In the letter Hansen sent with Artymen she stated he was "mentally unstable" and that: "As he is a Russian national, I am returning him to your guardianship and would like the adoption (annulled)."
Attorney Larry Crain
I recall previous reports that Hansen did what she did and as quickly as she did because it was prior to the adoption being finalized. This points out a very gray area of transnational adoption. The child is considered by the sending country an American once he he is issued a visa. But it takes a while until the U.S. finalizes the adoption.
An August 12 hearing in the case had been scheduled, but has been postponed.These suggestions would greatly improve outcomes, however, what international adoption today is not "independent"? They are processed through "agencies" that are nothing more than privately or religiously owned businesses, not government agencies. So, who is going to oversee these procedures and regulations. That is the issue.
The case sparked an international uproar and led to a series of meetings between U.S. and Russian negotiators over a proposed agreement on international adoptions between their two countries.
The proposed agreement calls for a reduction in the number of U.S. adoption agencies accredited to operate in Russia,
Moscow's children's rights commissioner, Pavel Astakhov, has said. "Independent adoptions" will be abolished, and there will be a new Russian-American agency that will inspect any U.S. family adopting a Russian child, he said.
A senior State Department official has indicated that a possible provision of the new agreement would allow earlier and more frequent sharing of information both before and after adoptions.
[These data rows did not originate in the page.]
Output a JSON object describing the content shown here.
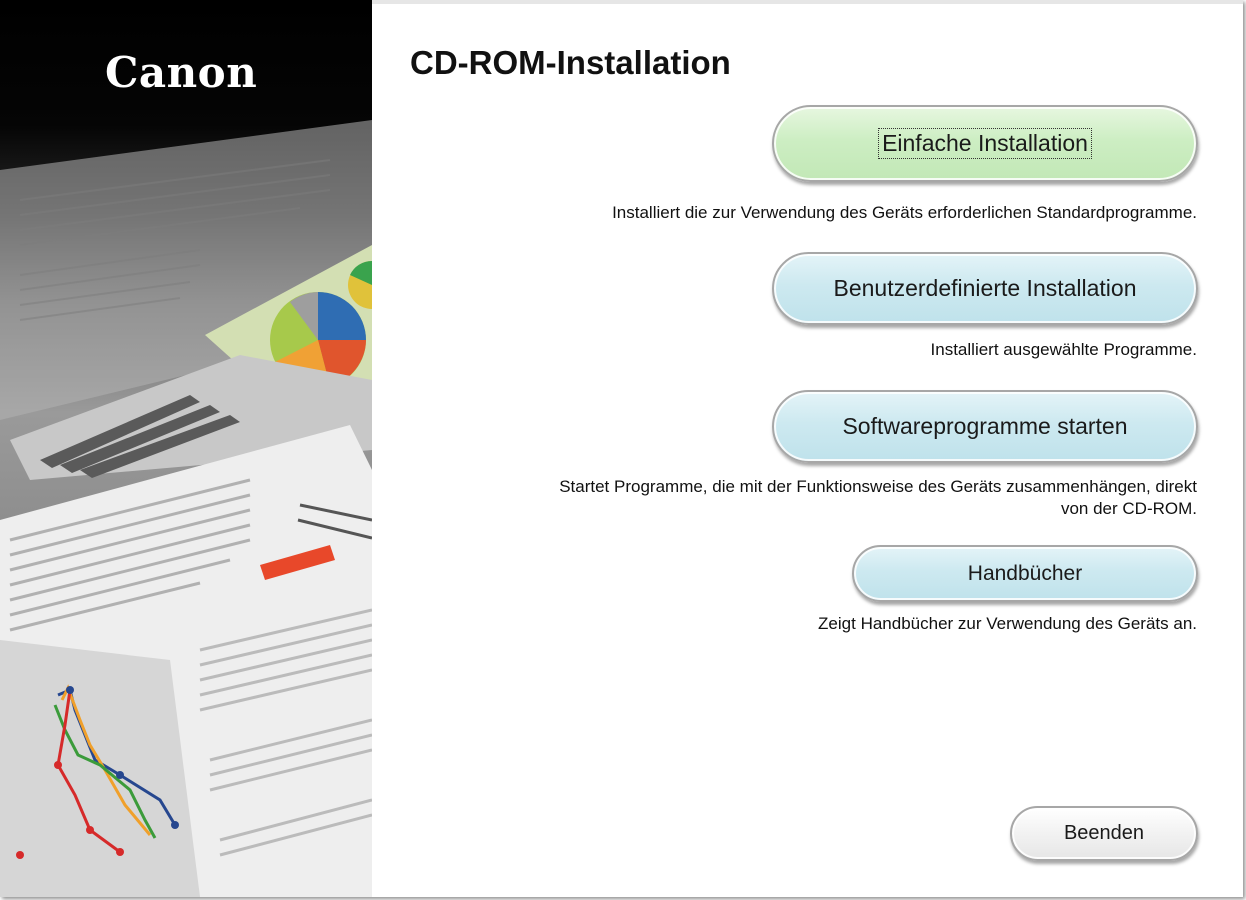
{
  "brand": {
    "logo": "Canon"
  },
  "window": {
    "title": "CD-ROM-Installation"
  },
  "options": [
    {
      "id": "easy",
      "label": "Einfache Installation",
      "description": "Installiert die zur Verwendung des Geräts erforderlichen Standardprogramme."
    },
    {
      "id": "custom",
      "label": "Benutzerdefinierte Installation",
      "description": "Installiert ausgewählte Programme."
    },
    {
      "id": "start",
      "label": "Softwareprogramme starten",
      "description_line1": "Startet Programme, die mit der Funktionsweise des Geräts zusammenhängen, direkt",
      "description_line2": "von der CD-ROM."
    },
    {
      "id": "manuals",
      "label": "Handbücher",
      "description": "Zeigt Handbücher zur Verwendung des Geräts an."
    }
  ],
  "exit_button": {
    "label": "Beenden"
  },
  "colors": {
    "primary_button": "#c6eabb",
    "secondary_button": "#c8e6ee",
    "sidebar_top": "#000000"
  }
}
He said some American couples don't see details of a child's medical and psychological condition until a court appearance for final adoption approval.
There is no governmental agency in the U.S. overseeing any adoption practices - domestic or international. There are no required education or certifications requirements to arrange adoptions. All of this endangers all parties using adoption services, most of all mothers in crisis and their children who do not have the protection of legal counsel that adopters do.